• Work order:
Which lines below hold the word "true"? Copy all of them.

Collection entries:
○ ○ ○

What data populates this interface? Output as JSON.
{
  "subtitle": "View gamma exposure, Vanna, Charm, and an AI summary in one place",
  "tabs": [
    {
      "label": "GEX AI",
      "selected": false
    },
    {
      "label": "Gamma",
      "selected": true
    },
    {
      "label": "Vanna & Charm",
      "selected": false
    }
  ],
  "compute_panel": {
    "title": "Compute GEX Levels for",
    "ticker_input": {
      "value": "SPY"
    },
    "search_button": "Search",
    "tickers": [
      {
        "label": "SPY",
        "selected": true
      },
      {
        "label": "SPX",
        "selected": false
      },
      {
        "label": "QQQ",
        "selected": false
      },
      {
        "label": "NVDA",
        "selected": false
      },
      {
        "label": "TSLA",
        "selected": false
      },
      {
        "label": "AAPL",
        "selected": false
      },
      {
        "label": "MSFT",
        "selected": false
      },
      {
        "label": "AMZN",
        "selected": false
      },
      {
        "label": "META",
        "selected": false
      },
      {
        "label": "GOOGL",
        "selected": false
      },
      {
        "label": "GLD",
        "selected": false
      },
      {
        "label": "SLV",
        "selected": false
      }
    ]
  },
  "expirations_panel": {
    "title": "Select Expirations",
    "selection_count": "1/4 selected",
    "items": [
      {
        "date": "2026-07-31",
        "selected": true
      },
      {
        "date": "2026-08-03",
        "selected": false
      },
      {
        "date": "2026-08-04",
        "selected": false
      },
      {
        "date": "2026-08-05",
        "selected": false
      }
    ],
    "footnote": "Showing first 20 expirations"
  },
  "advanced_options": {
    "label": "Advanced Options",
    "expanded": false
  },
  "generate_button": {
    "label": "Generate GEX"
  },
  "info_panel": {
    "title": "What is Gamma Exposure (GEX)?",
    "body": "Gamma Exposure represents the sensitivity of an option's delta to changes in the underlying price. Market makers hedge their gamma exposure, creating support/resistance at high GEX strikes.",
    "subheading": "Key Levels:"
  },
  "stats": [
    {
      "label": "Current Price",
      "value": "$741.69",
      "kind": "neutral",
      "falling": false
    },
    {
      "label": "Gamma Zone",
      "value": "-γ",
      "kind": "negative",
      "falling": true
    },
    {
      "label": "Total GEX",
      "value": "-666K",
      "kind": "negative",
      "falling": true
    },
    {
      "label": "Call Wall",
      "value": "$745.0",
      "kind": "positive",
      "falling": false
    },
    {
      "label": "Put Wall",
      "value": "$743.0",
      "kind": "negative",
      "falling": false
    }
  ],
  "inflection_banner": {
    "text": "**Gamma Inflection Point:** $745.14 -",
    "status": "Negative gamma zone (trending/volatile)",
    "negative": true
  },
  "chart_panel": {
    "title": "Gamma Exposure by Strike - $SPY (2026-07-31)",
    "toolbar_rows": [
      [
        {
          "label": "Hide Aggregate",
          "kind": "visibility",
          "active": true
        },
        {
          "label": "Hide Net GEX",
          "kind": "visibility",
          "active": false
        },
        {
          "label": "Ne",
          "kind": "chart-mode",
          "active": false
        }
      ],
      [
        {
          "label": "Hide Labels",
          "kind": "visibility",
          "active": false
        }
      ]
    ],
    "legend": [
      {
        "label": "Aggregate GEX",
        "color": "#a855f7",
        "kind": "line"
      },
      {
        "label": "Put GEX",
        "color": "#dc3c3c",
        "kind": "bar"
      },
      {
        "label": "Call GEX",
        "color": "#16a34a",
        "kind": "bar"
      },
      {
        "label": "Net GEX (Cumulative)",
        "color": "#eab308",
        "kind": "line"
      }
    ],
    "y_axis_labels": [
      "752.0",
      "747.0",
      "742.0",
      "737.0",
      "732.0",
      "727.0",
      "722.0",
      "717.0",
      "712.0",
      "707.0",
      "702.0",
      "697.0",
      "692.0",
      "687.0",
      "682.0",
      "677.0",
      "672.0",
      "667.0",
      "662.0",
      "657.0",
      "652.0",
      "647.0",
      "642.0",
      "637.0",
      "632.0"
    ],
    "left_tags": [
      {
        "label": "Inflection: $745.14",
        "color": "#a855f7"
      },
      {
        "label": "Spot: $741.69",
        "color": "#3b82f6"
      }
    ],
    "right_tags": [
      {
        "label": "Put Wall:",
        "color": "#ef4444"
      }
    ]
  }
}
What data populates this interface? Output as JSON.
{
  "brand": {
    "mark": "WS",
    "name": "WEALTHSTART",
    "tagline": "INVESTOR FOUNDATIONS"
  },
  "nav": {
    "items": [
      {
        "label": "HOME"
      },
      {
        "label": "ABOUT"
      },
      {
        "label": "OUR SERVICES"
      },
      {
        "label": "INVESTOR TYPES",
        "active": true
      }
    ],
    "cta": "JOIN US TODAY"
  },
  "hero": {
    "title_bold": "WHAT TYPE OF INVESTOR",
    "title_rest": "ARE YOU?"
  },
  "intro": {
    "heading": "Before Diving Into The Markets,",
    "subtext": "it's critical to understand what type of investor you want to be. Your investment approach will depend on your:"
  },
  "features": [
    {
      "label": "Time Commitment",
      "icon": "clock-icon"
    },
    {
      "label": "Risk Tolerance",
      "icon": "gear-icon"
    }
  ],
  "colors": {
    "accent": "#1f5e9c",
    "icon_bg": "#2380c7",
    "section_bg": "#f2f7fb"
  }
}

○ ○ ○

• Result:
      "selected": true
        "selected": true
        "selected": true
      "falling": true
      "falling": true
    "negative": true
          "active": true
        "active": true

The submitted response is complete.